The Attorney General has warned that Britain would become a pariah state comparable to Belarus and he would block any move by the Conservatives to leave the European Convention on Human Rights.
Dominic Grieve had intervened after Chris Grayling, the Justice Secretary, refused to rule out leaving the convention following a radical review of Britain's human rights laws.
Mr Grayling told the Daily Telegraph yesterday that the current human rights framework under which Britain was operating had gone badly wrong and said he did not rule on whether Britain would be in or out with regards to leaving the ECHR.
However, Mr Grieve rejected withdrawal. He said the policy was about a continued review of how the Human Rights Act and the ECHR function. There was no government policy on withdrawing from the Convention on Human Rights.
Mr Grieve pointed out that if the UK left the ECHR it would become a “pariah state,” adding that the only European country not bound by the ECHR was Belarus, which had a poor human rights record.
He raised concern that UK would be left along with a group of countries that would make very odd bedfellows. He warned that such a move would jeopardise UK’s international standing.

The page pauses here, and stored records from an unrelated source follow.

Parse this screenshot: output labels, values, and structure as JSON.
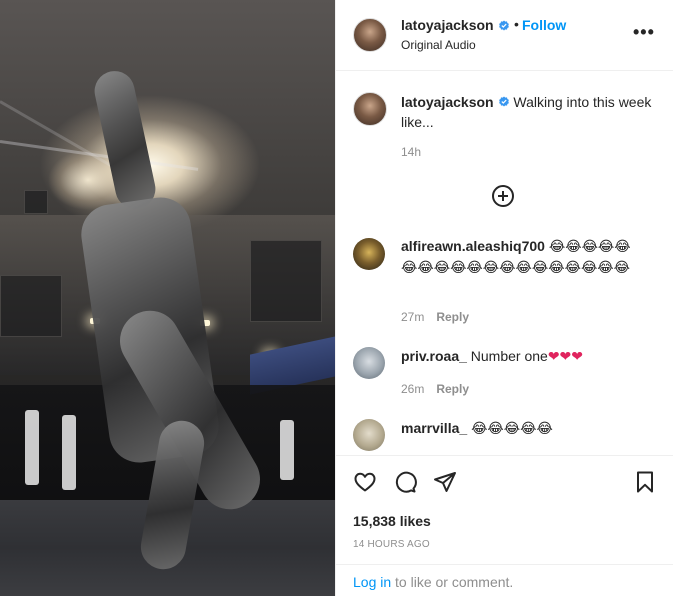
{
  "post": {
    "author": {
      "username": "latoyajackson",
      "audio": "Original Audio",
      "follow_label": "Follow",
      "separator": "•"
    },
    "caption": {
      "username": "latoyajackson",
      "text": "Walking into this week like...",
      "time": "14h"
    },
    "comments": [
      {
        "username": "alfireawn.aleashiq700",
        "text": "😂😂😂😂😂😂😂😂😂😂😂😂😂😂😂😂😂😂😂",
        "time": "27m",
        "reply_label": "Reply"
      },
      {
        "username": "priv.roaa_",
        "text": "Number one",
        "hearts": "❤❤❤",
        "time": "26m",
        "reply_label": "Reply"
      },
      {
        "username": "marrvilla_",
        "text": "😂😂😂😂😂"
      }
    ],
    "likes": "15,838 likes",
    "posted_time": "14 HOURS AGO",
    "footer": {
      "login_label": "Log in",
      "rest": " to like or comment."
    }
  },
  "icons": {
    "more": "more-options-icon",
    "heart": "heart-icon",
    "comment": "comment-icon",
    "share": "share-icon",
    "save": "bookmark-icon",
    "load_more": "plus-circle-icon",
    "verified": "verified-badge-icon"
  },
  "colors": {
    "link_blue": "#0095f6",
    "verified_blue": "#3897f0",
    "muted": "#8e8e8e",
    "heart_red": "#e0245e"
  }
}
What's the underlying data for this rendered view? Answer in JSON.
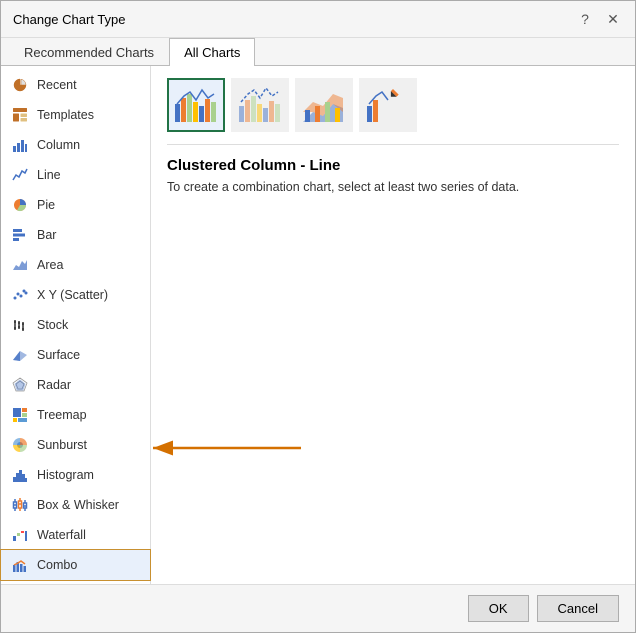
{
  "dialog": {
    "title": "Change Chart Type",
    "help_btn": "?",
    "close_btn": "✕"
  },
  "tabs": [
    {
      "label": "Recommended Charts",
      "active": false
    },
    {
      "label": "All Charts",
      "active": true
    }
  ],
  "sidebar": {
    "items": [
      {
        "label": "Recent",
        "icon": "recent-icon"
      },
      {
        "label": "Templates",
        "icon": "templates-icon"
      },
      {
        "label": "Column",
        "icon": "column-icon"
      },
      {
        "label": "Line",
        "icon": "line-icon"
      },
      {
        "label": "Pie",
        "icon": "pie-icon"
      },
      {
        "label": "Bar",
        "icon": "bar-icon"
      },
      {
        "label": "Area",
        "icon": "area-icon"
      },
      {
        "label": "X Y (Scatter)",
        "icon": "scatter-icon"
      },
      {
        "label": "Stock",
        "icon": "stock-icon"
      },
      {
        "label": "Surface",
        "icon": "surface-icon"
      },
      {
        "label": "Radar",
        "icon": "radar-icon"
      },
      {
        "label": "Treemap",
        "icon": "treemap-icon"
      },
      {
        "label": "Sunburst",
        "icon": "sunburst-icon"
      },
      {
        "label": "Histogram",
        "icon": "histogram-icon"
      },
      {
        "label": "Box & Whisker",
        "icon": "box-whisker-icon"
      },
      {
        "label": "Waterfall",
        "icon": "waterfall-icon"
      },
      {
        "label": "Combo",
        "icon": "combo-icon",
        "selected": true
      }
    ]
  },
  "main": {
    "chart_options": [
      {
        "label": "Clustered Column - Line",
        "selected": true
      },
      {
        "label": "Clustered Column - Line on Secondary Axis",
        "selected": false
      },
      {
        "label": "Stacked Area - Clustered Column",
        "selected": false
      },
      {
        "label": "Custom Combination",
        "selected": false
      }
    ],
    "selected_chart_title": "Clustered Column - Line",
    "selected_chart_desc": "To create a combination chart, select at least two series of data."
  },
  "footer": {
    "ok_label": "OK",
    "cancel_label": "Cancel"
  }
}
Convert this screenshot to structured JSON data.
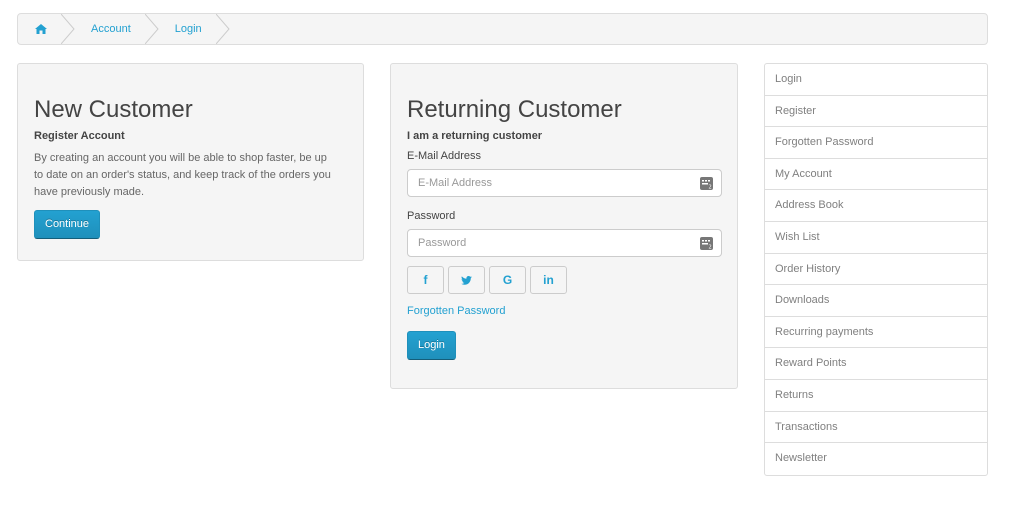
{
  "breadcrumb": {
    "home_icon": "home-icon",
    "items": [
      "Account",
      "Login"
    ]
  },
  "new_customer": {
    "title": "New Customer",
    "subtitle": "Register Account",
    "description": "By creating an account you will be able to shop faster, be up to date on an order's status, and keep track of the orders you have previously made.",
    "continue_label": "Continue"
  },
  "returning_customer": {
    "title": "Returning Customer",
    "subtitle": "I am a returning customer",
    "email_label": "E-Mail Address",
    "email_placeholder": "E-Mail Address",
    "password_label": "Password",
    "password_placeholder": "Password",
    "social": {
      "facebook": "f",
      "twitter": "twitter-icon",
      "google": "G",
      "linkedin": "in"
    },
    "forgotten_label": "Forgotten Password",
    "login_label": "Login"
  },
  "sidebar": {
    "items": [
      "Login",
      "Register",
      "Forgotten Password",
      "My Account",
      "Address Book",
      "Wish List",
      "Order History",
      "Downloads",
      "Recurring payments",
      "Reward Points",
      "Returns",
      "Transactions",
      "Newsletter"
    ]
  },
  "colors": {
    "accent": "#23a1d1",
    "panel_bg": "#f5f5f5",
    "border": "#dddddd"
  }
}
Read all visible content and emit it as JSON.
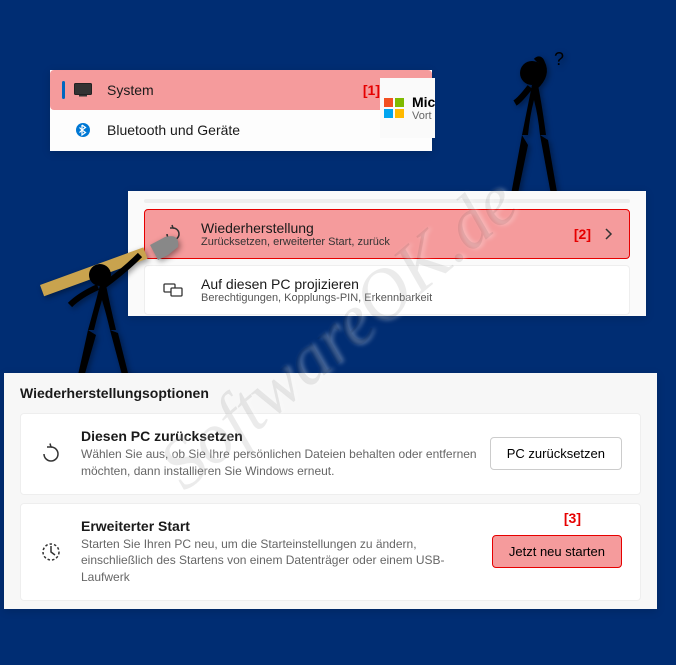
{
  "panel1": {
    "items": [
      {
        "label": "System",
        "selected": true
      },
      {
        "label": "Bluetooth und Geräte",
        "selected": false
      }
    ],
    "annotation": "[1]"
  },
  "ms": {
    "title": "Mic",
    "sub": "Vort"
  },
  "panel2": {
    "items": [
      {
        "title": "Wiederherstellung",
        "sub": "Zurücksetzen, erweiterter Start, zurück",
        "highlighted": true,
        "annotation": "[2]"
      },
      {
        "title": "Auf diesen PC projizieren",
        "sub": "Berechtigungen, Kopplungs-PIN, Erkennbarkeit",
        "highlighted": false
      }
    ]
  },
  "panel3": {
    "title": "Wiederherstellungsoptionen",
    "items": [
      {
        "title": "Diesen PC zurücksetzen",
        "desc": "Wählen Sie aus, ob Sie Ihre persönlichen Dateien behalten oder entfernen möchten, dann installieren Sie Windows erneut.",
        "button": "PC zurücksetzen",
        "highlighted": false
      },
      {
        "title": "Erweiterter Start",
        "desc": "Starten Sie Ihren PC neu, um die Starteinstellungen zu ändern, einschließlich des Startens von einem Datenträger oder einem USB-Laufwerk",
        "button": "Jetzt neu starten",
        "highlighted": true
      }
    ],
    "annotation": "[3]"
  },
  "watermark": "SoftwareOK.de"
}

He added that Britain’s emphasis on the rule of law meant that it was perceived around the world as the “pinnacle” in these issues and cautioned against abandoning this position.
Mr Grayling became Justice Secretary at the last reshuffle, raising eyebrows among the legal community, which expected someone with a legal background to be given the job.
Mr Grayling was also the Lord Chancellor, and is the first non-lawyer to hold the title in modern times.
In a speech to conference on Tuesday, Mr Grayling said he was giving home-owners further rights in defending their homes.
He said that householders acting instinctively and honestly in self defence were victims not criminals. They should be treated that way. That’s why the issue was going to be dealt once for all said Mr Grayling.
Meanwhile as he was returning to his hotel on Monday evening, Mr Greive was confronted by four youths who demanded to know what he was doing in Birmingham.
Mr Grieve announced that he was the Attorney General of England and Wales! After which the four youths fled.